18 Feb Our region’s very own “jungle” habitat
In the last couple of weeks I had the pleasure of accompanying a friend of mine in looking around a patch of private bushland in our region.
To my delight, when we arrived I discovered that there was quite a nice area of wet shrubland habitat (in SA commonly called silky tea-tree tall shrubland, in Victoria swamp scrub) for us to look around.
Once you enter under the canopy of this habitat, it is like entering another world. It’s shady, humid, often very thick, and is home to some very specialised plants and animals. They are all taking advantage of the fact that this habitat grows on peat which ordinarily stays saturated all year-round, and is responsible for maintaining this unusual micro-climate – even in the middle of a dry Australian summer. The jungle-like conditions mean that this habitat is not for an everyday bush-walk, but you can get a sense of what this habitat is like by visiting somewhere like Piccaninnie Ponds Conservation Park, near Nelson.

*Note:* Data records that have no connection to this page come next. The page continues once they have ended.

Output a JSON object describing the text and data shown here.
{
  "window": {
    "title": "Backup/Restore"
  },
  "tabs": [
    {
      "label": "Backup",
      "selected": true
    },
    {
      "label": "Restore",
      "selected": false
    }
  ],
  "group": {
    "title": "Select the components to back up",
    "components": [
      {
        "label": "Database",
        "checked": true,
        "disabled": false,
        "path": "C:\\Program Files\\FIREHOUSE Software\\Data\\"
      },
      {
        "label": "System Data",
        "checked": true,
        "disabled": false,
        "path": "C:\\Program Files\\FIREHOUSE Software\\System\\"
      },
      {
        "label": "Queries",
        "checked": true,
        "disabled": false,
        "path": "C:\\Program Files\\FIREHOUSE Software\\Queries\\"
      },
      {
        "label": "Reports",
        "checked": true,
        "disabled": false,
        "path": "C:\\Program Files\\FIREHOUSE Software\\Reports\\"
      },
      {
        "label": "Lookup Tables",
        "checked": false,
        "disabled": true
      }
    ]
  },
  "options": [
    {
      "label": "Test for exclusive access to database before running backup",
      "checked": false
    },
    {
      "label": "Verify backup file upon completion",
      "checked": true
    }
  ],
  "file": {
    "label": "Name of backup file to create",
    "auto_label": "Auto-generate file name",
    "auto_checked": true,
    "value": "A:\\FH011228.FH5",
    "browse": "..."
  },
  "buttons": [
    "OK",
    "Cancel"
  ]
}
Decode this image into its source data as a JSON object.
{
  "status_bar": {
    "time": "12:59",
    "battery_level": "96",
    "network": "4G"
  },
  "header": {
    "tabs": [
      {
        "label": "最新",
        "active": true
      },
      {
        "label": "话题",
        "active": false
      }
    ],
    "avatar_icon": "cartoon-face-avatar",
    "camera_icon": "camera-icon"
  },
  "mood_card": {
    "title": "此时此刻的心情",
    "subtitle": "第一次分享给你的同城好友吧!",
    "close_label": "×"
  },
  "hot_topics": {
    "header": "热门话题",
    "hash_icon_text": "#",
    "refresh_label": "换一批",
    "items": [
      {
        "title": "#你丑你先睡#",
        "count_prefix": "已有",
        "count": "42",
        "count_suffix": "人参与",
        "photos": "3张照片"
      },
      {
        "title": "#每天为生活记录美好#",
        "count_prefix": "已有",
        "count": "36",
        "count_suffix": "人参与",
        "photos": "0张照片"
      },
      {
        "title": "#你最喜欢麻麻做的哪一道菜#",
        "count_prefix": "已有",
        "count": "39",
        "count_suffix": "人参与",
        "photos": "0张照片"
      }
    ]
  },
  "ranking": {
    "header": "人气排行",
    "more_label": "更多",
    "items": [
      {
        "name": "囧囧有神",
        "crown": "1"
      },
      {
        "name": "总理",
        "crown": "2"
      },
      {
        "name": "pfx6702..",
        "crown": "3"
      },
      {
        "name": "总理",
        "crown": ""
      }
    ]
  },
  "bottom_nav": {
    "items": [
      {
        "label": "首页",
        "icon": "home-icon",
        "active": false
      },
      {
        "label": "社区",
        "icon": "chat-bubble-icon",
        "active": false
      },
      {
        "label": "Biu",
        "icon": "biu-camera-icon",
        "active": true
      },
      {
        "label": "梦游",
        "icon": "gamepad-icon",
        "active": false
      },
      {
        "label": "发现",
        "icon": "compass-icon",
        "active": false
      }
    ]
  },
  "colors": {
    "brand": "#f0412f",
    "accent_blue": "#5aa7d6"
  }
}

If you are particularly lucky, you might even find a fresh spring, as we did – flowing all year round. What a great way to round off our visit!